Asian carp: from problem to profit
Processed Asian carp are ready to be bagged for shipping at the Two Rivers Fisheries in Wickliffe, Kentucky. PROVIDED TO CHINA DAILY
Fisheries in the American South imported Asian carp from China in the 1970s to clean their commercial ponds. However, Asian carp spilled into the freshwater system due to flooding.
Since then, Asian carp has become an environmental problem due to its ability to prodigiously reproduce and crowd out native spices, upsetting the ecological balance and harming the local fishing industry.
While hundreds of millions of dollars have been spent to fight Asian carp, Angie Yu, owner of Two Rivers Fisheries in Wickliffe, Kentucky, came up with an idea to make money instead of spending money in the battle against Asian carp – sell them and eat them.
Yu, a Chinese American from Los Angeles, first read about the Asian carp dilemma in 2010. At that time, she already had developed a business by exporting Iceland's lumpfish, discarded after roe was removed for consumption, to China.
"I thought to myself, Asian carp is very popular in China; people consider it very delicious. Yet here in the US, it's viewed as a disaster and something to be rid of. Why not export them to China?" Yu said.
After some research, Yu chose Wickliffe to run her business. "This is where the Ohio River and Mississippi River meet with Lake Barkley and Kentucky Lake nearby. There is ample Asian carp available, and the government wants to get rid of them, said Yu.
Wickliffe is a town of about 700 located in Ballard County, which has a population of roughly 8,000.
Yu had to overcome some obstacles: she never processed fish before and so she needed to build a processing facility. Nobody was catching Asian carp, and she needed to mobilize local fishermen.
"Most local fishers are on a part-time basis. They are also farmers. Since local people don't eat Asian carp, they never tried to catch them before. They had to learn how to catch Asian carp," said Yu.
A gill net is used to capture Asian carp, which often weigh more than 10 pounds and can weigh as much as 100. "It's common to see fish of 30 to 40 pounds," Yu said.
Two Rivers Fisheries was opened in July 2013. After receiving the fish from fishermen, employees process them into patties, tail, sausages, ribs or even dumplings. Then they are flash frozen and boxed for shipping.
Yu said now more than 30 teams of fishermen have registered with her company to supply Asian carp.
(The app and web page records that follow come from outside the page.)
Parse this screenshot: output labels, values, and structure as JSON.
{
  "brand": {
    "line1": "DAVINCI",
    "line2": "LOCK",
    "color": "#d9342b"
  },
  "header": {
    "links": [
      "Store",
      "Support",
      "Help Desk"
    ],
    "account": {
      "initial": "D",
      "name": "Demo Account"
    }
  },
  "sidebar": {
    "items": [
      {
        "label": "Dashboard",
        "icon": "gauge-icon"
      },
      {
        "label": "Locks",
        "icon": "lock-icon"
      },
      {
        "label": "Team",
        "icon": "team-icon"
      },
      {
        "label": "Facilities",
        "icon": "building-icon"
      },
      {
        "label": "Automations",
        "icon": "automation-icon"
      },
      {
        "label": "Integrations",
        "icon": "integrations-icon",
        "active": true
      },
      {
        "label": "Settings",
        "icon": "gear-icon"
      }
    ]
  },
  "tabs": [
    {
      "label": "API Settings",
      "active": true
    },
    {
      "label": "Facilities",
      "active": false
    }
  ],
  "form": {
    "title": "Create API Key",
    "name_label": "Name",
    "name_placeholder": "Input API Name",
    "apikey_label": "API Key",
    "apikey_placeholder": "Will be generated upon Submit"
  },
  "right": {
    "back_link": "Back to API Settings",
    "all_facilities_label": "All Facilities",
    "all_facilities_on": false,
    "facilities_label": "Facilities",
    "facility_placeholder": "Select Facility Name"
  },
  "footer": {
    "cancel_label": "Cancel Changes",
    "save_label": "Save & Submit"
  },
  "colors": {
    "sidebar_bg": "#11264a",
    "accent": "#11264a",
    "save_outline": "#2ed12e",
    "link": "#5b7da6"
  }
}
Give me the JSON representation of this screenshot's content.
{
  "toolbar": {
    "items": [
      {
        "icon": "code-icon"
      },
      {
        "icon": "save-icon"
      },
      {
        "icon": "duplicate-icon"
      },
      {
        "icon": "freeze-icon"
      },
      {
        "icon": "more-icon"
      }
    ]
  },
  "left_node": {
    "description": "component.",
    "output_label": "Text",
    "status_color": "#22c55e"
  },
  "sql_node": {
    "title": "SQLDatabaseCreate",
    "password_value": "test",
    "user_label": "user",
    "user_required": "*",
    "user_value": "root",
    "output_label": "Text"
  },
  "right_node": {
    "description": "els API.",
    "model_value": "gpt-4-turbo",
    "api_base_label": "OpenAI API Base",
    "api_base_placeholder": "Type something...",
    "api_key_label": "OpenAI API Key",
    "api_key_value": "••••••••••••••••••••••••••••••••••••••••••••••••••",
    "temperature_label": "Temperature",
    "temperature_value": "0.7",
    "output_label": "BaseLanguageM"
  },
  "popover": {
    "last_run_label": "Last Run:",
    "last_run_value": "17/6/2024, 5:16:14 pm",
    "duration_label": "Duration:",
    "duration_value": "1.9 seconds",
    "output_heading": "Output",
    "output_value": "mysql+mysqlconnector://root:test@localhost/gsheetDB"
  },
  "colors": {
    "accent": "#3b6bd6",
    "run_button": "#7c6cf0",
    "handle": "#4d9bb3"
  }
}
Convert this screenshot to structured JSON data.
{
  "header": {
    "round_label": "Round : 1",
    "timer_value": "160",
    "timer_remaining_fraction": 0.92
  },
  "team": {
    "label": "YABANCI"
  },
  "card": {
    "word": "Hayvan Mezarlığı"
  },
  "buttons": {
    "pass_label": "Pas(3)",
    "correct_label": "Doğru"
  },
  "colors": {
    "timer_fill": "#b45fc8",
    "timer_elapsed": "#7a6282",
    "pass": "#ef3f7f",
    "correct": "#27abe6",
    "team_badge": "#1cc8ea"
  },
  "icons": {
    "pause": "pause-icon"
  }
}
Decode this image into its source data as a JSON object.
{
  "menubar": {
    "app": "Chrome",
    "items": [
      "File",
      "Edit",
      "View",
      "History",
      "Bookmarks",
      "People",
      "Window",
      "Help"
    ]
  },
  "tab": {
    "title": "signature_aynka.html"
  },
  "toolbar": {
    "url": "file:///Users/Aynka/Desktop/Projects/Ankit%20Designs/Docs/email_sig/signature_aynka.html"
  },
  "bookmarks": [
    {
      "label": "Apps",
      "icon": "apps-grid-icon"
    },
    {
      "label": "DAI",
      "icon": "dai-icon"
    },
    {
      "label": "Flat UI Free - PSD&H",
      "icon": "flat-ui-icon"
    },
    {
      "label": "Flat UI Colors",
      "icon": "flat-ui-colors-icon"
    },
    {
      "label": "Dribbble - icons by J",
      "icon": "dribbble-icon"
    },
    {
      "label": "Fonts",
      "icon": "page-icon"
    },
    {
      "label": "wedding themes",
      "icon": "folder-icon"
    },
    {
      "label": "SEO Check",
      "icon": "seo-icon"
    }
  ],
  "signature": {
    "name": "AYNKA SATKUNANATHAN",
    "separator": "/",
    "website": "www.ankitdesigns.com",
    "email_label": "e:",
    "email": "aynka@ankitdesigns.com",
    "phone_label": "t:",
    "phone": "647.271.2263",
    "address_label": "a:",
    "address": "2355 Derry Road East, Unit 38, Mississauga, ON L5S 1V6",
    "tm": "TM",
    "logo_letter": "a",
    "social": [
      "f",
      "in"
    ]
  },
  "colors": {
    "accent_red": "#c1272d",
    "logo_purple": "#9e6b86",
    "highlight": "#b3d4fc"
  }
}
However, each team consists of only two or three fishermen, and they capture fish only a couple of times every week, so the supply is insufficient.
To increase supply to meet the capacity of her processing facility and market demand, Yu began setting up her own full-time fishing team this year.
"We are starting with two fishing boats first and will go from there," she said.
Yu went into the business intending to export the Asian carp to China, but that had to change.
"First, Chinese consumers favor live fish instead of frozen fish; second, commercially raised carp is cheap there. Eventually most of our products are exported to European countries," Yu said, adding that she also is exploring opportunities to market the fish in the US.
Yu said most American consumers don't eat carp. However, that can be changed.
"We have a culinary kitchen at Two Rivers Fisheries. Our Chinese employees, sometimes our Chinese customers when they visit here, would cook up delicious dishes with carp and invite people to eat," Yu said.
This practice has changed some locals' views of Asian carp. "Now we have some local people coming to us to buy carp," Yu said.
Yu's business has been steadily growing since 2013. Capacity has increased from 1 million pounds in the first couple of years to 2 million pounds in 2016, and Yu expects it to double to 4 million pounds in 2017, with her own fishing boats in place.
Wang Licheng, a businessman in the animal protein and aquatic product trade from Dalian, China, was visiting Two Rivers Fisheries in early March to look for an investment opportunity.
"I find it interesting from a cultural perspective. Carp is popular with Chinese, yet viewed as a disaster in the US because they don't eat this kind of fish. These are wild-caught, better than those raised in farming ponds in China," Wang said.
Wang is optimistic about investing in the Asian carp-related business in the US. The abundance of wild-grown Asian carp can be used in many ways, he said.
Besides being processed into food, the leftovers can be turned into fish meal or fertilizers. The abundance means a sustainable business, and Wang wants to get involved, to make a profit out of an American problem, just like Yu does.